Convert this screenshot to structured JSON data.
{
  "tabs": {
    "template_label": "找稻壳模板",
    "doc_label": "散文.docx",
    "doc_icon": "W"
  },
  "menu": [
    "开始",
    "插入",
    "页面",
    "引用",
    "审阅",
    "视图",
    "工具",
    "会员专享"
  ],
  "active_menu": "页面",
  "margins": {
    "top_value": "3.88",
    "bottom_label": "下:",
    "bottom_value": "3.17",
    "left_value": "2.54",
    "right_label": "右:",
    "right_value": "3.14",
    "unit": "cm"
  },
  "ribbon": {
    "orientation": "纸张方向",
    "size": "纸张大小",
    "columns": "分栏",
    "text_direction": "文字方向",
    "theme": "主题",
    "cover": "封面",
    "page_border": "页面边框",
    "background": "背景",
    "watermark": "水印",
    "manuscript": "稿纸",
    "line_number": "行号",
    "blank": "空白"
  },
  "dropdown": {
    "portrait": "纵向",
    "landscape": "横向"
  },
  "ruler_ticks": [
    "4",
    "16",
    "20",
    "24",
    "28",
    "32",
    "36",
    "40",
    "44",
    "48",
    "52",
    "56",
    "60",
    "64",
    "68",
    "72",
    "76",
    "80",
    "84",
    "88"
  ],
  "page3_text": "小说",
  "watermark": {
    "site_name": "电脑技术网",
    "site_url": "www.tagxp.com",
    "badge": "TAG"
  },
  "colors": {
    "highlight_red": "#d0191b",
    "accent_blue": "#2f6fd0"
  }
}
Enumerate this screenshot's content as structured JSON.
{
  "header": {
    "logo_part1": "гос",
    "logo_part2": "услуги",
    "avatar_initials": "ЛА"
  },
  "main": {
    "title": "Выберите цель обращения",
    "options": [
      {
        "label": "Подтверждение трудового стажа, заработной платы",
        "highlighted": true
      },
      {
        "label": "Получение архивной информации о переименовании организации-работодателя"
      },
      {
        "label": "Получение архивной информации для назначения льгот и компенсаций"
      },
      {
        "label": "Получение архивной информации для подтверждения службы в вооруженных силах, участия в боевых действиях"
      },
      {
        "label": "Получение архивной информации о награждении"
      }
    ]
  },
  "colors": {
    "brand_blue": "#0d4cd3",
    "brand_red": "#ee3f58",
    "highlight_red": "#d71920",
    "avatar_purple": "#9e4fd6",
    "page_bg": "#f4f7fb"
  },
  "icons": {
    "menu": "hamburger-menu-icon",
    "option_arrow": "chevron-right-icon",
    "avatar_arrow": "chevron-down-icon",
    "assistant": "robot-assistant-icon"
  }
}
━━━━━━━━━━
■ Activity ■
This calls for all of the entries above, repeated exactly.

■ Written solution ■
Convert this screenshot to structured JSON data.
{
  "tabs": {
    "template_label": "找稻壳模板",
    "doc_label": "散文.docx",
    "doc_icon": "W"
  },
  "menu": [
    "开始",
    "插入",
    "页面",
    "引用",
    "审阅",
    "视图",
    "工具",
    "会员专享"
  ],
  "active_menu": "页面",
  "margins": {
    "top_value": "3.88",
    "bottom_label": "下:",
    "bottom_value": "3.17",
    "left_value": "2.54",
    "right_label": "右:",
    "right_value": "3.14",
    "unit": "cm"
  },
  "ribbon": {
    "orientation": "纸张方向",
    "size": "纸张大小",
    "columns": "分栏",
    "text_direction": "文字方向",
    "theme": "主题",
    "cover": "封面",
    "page_border": "页面边框",
    "background": "背景",
    "watermark": "水印",
    "manuscript": "稿纸",
    "line_number": "行号",
    "blank": "空白"
  },
  "dropdown": {
    "portrait": "纵向",
    "landscape": "横向"
  },
  "ruler_ticks": [
    "4",
    "16",
    "20",
    "24",
    "28",
    "32",
    "36",
    "40",
    "44",
    "48",
    "52",
    "56",
    "60",
    "64",
    "68",
    "72",
    "76",
    "80",
    "84",
    "88"
  ],
  "page3_text": "小说",
  "watermark": {
    "site_name": "电脑技术网",
    "site_url": "www.tagxp.com",
    "badge": "TAG"
  },
  "colors": {
    "highlight_red": "#d0191b",
    "accent_blue": "#2f6fd0"
  }
}
Enumerate this screenshot's content as structured JSON.
{
  "header": {
    "logo_part1": "гос",
    "logo_part2": "услуги",
    "avatar_initials": "ЛА"
  },
  "main": {
    "title": "Выберите цель обращения",
    "options": [
      {
        "label": "Подтверждение трудового стажа, заработной платы",
        "highlighted": true
      },
      {
        "label": "Получение архивной информации о переименовании организации-работодателя"
      },
      {
        "label": "Получение архивной информации для назначения льгот и компенсаций"
      },
      {
        "label": "Получение архивной информации для подтверждения службы в вооруженных силах, участия в боевых действиях"
      },
      {
        "label": "Получение архивной информации о награждении"
      }
    ]
  },
  "colors": {
    "brand_blue": "#0d4cd3",
    "brand_red": "#ee3f58",
    "highlight_red": "#d71920",
    "avatar_purple": "#9e4fd6",
    "page_bg": "#f4f7fb"
  },
  "icons": {
    "menu": "hamburger-menu-icon",
    "option_arrow": "chevron-right-icon",
    "avatar_arrow": "chevron-down-icon",
    "assistant": "robot-assistant-icon"
  }
}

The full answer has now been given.